In any case, Marshall Wittman, one of the made-men of the National Greatness crew, has just opened up a political commentary site.

(Between you and me, it looks suspiciously like Talking Points. But, hey, imitation is the sincerest form of flattery, right? Or maybe he just copied it from Kausfiles, where I got the idea?)

In any case, if you're the typical Talking Points reader you'll probably find a lot of stuff on Wittman's site you'll disagree with. (The hokey picture of Ronald Reagan was almost enough to do it for me. But I held my hand over my left eye and tried to focus on the picture of Teddy Roosevelt -- you'll understand when you see the site.) But this sort of McCainite conservatism is the most interesting and dynamic stuff going on in the Republican party today. So I'd say it's worth taking a look. Hell, I'll even give it the official Talking Points Seal of Approval.

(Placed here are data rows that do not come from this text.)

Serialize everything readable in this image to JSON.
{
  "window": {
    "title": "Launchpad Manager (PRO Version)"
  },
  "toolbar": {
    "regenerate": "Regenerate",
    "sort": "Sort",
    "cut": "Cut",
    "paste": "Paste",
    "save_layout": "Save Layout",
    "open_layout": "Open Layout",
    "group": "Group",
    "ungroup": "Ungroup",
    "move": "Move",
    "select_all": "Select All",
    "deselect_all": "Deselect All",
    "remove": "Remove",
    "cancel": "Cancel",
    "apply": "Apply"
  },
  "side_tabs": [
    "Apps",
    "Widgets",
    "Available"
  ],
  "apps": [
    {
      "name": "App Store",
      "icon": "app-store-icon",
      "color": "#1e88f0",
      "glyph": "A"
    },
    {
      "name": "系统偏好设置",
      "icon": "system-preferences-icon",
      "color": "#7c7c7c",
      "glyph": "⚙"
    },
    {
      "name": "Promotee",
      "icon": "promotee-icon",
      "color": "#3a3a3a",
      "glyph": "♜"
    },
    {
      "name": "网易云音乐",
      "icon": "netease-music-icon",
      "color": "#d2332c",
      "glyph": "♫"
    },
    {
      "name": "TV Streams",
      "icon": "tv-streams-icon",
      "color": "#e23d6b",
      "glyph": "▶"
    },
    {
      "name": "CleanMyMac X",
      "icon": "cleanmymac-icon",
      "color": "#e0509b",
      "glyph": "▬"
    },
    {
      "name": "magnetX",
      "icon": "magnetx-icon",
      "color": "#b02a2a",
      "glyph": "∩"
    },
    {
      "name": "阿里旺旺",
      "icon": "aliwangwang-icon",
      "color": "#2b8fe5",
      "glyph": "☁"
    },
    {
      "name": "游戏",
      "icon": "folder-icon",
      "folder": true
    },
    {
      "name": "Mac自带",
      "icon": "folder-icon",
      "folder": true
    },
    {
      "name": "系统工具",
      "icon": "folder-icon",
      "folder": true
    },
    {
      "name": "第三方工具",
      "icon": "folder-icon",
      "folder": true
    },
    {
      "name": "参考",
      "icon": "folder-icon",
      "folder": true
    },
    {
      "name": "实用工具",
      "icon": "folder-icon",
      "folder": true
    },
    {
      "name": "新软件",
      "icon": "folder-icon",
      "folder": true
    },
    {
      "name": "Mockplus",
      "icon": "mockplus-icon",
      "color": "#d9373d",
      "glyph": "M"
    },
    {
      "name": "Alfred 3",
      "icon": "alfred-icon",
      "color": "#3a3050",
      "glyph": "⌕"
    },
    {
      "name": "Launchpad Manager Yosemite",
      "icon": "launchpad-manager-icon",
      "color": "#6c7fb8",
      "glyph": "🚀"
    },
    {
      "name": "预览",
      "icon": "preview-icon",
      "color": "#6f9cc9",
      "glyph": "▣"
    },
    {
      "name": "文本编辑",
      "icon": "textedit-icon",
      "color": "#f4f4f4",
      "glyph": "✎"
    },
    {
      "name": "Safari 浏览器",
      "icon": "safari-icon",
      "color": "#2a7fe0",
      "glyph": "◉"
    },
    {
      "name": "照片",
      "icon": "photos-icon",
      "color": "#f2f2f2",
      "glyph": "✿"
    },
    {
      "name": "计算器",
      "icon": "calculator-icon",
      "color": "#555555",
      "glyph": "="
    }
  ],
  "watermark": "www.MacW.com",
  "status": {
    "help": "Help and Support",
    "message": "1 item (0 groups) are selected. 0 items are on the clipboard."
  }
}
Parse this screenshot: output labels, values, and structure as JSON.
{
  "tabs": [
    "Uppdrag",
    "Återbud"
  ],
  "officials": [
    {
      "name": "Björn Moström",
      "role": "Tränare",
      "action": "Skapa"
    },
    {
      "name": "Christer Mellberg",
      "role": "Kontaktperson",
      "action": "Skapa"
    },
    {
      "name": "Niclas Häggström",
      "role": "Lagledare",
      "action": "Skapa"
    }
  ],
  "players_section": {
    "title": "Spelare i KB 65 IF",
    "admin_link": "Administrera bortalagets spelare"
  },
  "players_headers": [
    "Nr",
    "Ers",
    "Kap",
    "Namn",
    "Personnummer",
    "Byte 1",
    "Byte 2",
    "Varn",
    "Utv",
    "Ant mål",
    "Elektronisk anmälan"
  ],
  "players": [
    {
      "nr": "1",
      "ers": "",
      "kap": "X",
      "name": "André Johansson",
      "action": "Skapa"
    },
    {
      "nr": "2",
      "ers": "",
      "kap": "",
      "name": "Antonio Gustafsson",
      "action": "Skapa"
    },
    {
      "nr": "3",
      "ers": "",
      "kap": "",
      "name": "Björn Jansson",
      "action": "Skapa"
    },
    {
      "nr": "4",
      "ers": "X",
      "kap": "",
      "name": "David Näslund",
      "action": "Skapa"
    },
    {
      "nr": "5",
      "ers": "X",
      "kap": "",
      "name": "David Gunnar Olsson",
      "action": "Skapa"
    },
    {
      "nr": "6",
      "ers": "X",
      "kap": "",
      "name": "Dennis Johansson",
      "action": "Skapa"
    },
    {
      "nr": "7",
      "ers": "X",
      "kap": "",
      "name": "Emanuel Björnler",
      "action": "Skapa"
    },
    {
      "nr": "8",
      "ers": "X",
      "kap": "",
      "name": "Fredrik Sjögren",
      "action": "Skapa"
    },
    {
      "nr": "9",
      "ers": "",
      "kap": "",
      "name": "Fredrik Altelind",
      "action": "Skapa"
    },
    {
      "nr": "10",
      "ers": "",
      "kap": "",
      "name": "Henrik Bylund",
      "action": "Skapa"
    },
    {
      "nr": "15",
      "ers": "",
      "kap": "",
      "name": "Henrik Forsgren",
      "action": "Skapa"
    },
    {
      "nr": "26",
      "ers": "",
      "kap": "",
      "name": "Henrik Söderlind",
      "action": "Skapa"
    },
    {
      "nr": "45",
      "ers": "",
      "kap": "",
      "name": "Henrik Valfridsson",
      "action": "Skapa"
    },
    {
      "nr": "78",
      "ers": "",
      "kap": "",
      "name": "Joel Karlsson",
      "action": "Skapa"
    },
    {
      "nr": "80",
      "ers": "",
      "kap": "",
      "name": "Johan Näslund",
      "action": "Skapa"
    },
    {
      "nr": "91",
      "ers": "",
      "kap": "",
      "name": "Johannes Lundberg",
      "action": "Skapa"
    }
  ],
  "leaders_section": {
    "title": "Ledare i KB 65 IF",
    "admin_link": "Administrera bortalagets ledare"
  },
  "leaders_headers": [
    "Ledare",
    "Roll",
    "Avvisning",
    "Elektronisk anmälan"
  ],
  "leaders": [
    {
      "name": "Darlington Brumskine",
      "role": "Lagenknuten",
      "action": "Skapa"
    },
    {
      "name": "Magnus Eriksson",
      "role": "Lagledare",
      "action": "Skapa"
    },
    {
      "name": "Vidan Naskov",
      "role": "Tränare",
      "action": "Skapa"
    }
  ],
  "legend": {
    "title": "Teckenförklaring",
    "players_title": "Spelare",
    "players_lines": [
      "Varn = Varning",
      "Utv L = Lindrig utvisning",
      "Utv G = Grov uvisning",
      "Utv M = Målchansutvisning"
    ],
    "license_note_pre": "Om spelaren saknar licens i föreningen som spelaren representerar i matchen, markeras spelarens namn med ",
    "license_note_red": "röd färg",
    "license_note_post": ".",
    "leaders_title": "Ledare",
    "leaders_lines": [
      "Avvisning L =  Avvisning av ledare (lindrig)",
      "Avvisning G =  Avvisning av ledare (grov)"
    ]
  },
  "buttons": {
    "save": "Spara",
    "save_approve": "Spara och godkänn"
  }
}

P.S. If you go to Wittman's site and then feel guilty about it afterwards, just tell people, "Hey, look ... I was young. I was experimenting."   Works every time.

P.P.S. I think on a number of issues McCain is actually moving further left, or further toward the Dems, than his National Greatness admirers. But we'll leave that for another post.

TPMLivewire